_Problem details_
Search the records for "month". Copy every line where it appears.

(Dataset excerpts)
........

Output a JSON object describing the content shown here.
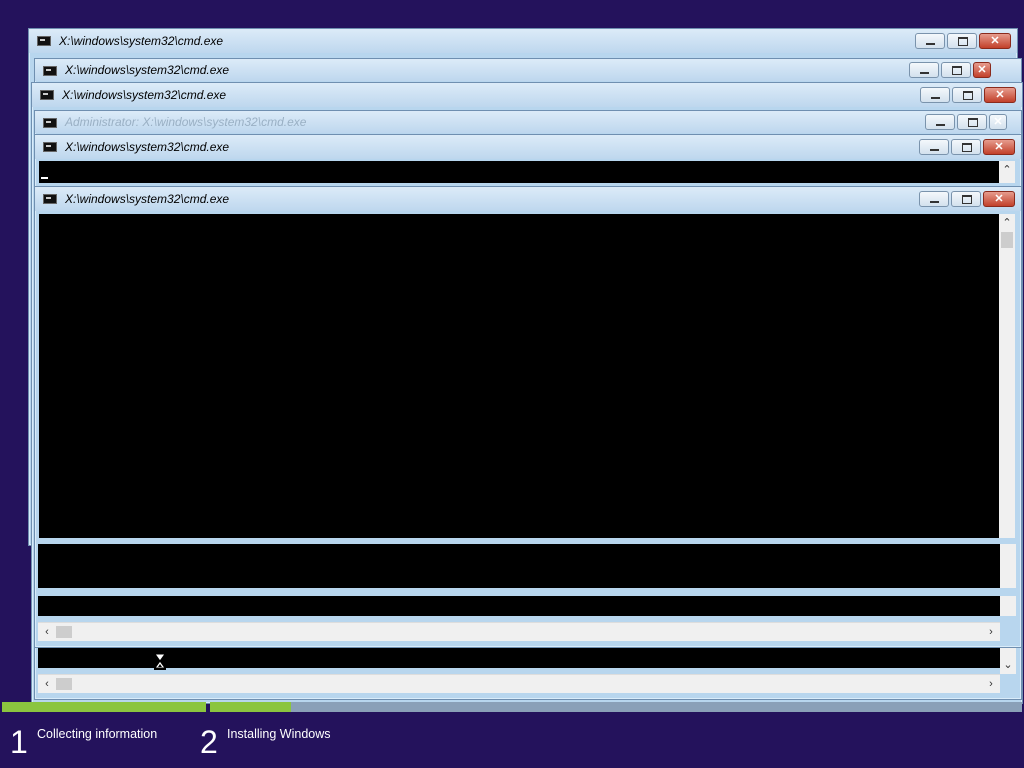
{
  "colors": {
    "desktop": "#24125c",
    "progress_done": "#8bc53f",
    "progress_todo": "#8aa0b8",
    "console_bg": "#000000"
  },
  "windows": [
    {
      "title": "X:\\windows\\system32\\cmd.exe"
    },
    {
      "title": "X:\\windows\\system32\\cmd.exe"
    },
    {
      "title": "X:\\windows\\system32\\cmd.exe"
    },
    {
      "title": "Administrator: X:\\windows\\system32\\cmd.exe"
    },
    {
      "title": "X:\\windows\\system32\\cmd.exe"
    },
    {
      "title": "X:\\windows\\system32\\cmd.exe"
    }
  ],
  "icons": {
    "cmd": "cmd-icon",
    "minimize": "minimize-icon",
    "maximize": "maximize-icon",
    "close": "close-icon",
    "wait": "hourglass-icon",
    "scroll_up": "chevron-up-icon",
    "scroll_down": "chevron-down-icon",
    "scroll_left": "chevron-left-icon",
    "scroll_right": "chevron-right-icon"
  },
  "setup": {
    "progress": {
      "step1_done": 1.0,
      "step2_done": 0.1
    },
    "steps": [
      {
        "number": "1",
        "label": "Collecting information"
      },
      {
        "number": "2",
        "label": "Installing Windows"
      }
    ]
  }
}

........

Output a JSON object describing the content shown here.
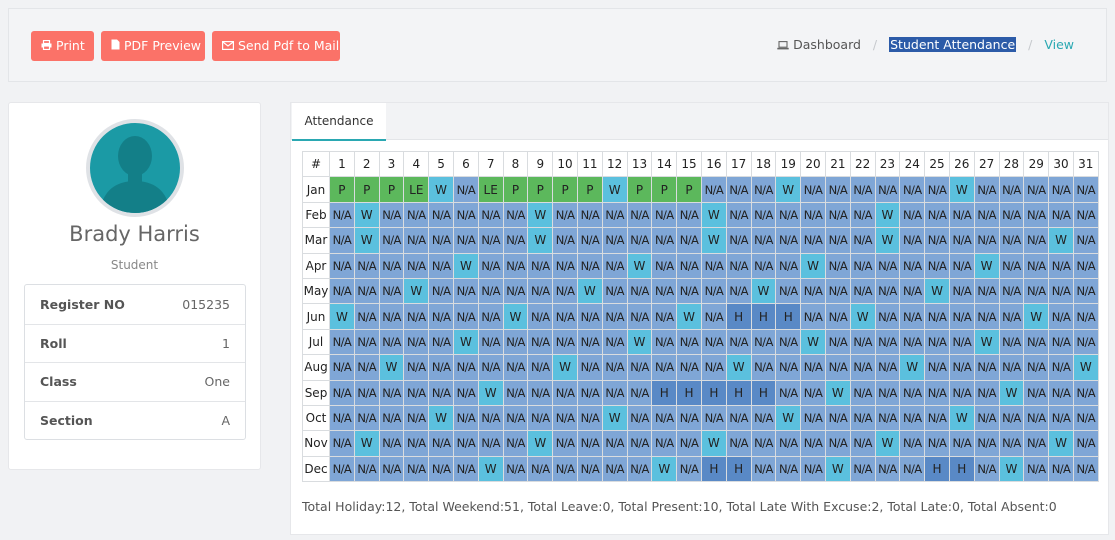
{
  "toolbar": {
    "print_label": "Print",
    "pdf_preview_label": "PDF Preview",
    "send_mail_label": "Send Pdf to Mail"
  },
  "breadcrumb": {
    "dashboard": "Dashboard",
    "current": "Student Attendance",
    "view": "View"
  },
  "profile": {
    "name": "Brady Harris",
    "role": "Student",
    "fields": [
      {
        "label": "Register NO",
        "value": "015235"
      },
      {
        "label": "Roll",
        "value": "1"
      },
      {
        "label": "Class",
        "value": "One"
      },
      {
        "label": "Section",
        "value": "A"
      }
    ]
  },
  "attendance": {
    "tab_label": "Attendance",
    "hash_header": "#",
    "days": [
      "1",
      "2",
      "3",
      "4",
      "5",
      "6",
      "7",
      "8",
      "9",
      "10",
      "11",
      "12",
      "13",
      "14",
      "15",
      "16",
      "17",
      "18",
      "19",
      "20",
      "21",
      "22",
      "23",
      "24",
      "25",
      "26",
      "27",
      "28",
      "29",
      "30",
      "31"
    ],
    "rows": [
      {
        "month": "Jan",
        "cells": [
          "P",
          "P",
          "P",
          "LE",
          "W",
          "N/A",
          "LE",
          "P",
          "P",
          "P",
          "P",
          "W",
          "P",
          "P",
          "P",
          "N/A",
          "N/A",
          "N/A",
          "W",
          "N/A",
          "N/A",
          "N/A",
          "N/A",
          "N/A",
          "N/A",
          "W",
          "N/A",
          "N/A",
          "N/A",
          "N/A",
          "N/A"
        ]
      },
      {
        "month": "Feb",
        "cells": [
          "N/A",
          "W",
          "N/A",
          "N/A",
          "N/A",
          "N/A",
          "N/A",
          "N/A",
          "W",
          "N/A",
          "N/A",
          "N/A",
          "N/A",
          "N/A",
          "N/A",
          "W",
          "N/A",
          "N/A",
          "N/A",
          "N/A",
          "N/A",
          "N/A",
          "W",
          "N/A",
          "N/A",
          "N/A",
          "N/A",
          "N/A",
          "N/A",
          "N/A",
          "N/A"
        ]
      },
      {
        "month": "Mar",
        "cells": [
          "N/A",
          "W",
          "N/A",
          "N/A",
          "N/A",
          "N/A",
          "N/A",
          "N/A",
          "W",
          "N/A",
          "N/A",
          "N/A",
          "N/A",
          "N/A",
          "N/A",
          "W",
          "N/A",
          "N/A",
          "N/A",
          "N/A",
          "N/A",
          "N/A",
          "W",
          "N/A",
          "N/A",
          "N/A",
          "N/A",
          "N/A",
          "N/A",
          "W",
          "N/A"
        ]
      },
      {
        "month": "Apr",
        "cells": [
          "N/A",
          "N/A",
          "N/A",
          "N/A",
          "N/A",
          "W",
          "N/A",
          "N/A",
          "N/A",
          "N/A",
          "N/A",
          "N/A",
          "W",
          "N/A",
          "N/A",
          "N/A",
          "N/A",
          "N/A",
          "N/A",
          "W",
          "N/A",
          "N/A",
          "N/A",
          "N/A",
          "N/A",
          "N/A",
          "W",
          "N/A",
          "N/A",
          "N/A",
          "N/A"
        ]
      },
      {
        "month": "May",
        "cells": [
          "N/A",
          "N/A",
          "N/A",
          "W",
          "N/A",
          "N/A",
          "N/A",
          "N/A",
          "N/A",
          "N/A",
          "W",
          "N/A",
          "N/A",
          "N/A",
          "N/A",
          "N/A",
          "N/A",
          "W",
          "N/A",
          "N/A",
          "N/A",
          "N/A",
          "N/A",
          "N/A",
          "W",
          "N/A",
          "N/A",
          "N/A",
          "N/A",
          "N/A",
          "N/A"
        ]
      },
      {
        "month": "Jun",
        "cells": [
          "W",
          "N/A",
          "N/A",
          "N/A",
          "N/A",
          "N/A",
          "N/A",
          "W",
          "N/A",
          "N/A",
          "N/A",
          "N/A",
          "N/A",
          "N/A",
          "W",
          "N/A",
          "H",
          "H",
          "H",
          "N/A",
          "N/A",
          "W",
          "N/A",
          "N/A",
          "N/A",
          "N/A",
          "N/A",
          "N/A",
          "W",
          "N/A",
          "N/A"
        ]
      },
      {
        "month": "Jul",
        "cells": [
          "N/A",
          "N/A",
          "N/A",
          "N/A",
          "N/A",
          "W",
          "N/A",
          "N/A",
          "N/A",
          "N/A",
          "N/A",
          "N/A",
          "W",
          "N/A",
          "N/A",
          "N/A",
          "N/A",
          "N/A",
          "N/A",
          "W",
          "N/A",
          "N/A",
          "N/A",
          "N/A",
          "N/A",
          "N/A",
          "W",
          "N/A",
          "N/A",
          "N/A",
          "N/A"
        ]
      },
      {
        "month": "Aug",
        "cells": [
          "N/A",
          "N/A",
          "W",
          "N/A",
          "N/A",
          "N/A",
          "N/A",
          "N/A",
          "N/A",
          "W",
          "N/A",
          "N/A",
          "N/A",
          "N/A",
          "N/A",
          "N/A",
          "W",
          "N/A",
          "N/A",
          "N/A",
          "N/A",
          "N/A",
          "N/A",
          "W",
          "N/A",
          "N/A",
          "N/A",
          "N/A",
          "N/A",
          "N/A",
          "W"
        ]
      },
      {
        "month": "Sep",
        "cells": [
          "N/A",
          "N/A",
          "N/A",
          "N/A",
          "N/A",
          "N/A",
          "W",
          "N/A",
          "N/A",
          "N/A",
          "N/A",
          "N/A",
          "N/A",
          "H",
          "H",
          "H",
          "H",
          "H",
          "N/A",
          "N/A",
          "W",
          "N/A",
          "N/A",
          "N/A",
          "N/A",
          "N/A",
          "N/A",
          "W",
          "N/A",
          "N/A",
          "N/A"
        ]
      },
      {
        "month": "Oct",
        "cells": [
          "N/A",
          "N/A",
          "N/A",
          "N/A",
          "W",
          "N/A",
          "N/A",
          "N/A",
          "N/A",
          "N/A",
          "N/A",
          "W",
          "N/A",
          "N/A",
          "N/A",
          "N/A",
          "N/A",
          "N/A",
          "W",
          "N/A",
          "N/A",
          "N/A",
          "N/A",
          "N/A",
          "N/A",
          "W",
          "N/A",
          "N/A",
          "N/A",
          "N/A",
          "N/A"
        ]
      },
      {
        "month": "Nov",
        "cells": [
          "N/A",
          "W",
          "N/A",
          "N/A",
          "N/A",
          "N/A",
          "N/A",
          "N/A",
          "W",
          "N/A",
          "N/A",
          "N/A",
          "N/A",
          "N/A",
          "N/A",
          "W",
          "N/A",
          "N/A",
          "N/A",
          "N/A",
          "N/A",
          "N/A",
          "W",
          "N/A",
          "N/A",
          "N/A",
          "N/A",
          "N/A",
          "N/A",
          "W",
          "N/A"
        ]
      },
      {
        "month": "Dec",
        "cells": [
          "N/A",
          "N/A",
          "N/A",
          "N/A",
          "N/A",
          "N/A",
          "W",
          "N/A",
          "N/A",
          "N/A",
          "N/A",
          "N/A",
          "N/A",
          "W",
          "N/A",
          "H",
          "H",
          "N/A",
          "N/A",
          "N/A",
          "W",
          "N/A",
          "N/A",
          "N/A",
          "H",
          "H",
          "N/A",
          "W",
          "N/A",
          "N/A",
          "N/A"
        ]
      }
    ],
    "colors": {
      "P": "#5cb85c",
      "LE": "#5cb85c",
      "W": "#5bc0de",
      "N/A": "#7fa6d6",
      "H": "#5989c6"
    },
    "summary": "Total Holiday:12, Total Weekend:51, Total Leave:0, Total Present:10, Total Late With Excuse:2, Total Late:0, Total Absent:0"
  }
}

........

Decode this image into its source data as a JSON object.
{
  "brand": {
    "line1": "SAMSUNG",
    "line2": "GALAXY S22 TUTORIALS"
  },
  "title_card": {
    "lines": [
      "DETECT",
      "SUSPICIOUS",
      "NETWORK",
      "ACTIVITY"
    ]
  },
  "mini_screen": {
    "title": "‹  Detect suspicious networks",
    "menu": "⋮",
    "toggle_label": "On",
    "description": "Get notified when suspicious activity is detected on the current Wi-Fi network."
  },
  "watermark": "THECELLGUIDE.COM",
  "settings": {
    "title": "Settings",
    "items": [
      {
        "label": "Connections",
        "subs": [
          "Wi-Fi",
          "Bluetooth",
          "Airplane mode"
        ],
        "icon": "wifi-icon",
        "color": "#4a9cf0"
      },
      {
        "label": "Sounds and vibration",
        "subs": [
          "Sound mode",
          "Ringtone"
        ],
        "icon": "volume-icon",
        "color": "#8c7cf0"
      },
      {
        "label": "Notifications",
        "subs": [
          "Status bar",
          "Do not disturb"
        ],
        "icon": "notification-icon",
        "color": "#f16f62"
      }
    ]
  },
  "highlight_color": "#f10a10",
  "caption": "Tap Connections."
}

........

_Result for this exercise_
        "month": "Jan",
        "month": "Feb",
        "month": "Mar",
        "month": "Apr",
        "month": "May",
        "month": "Jun",
        "month": "Jul",
        "month": "Aug",
        "month": "Sep",
        "month": "Oct",
        "month": "Nov",
        "month": "Dec",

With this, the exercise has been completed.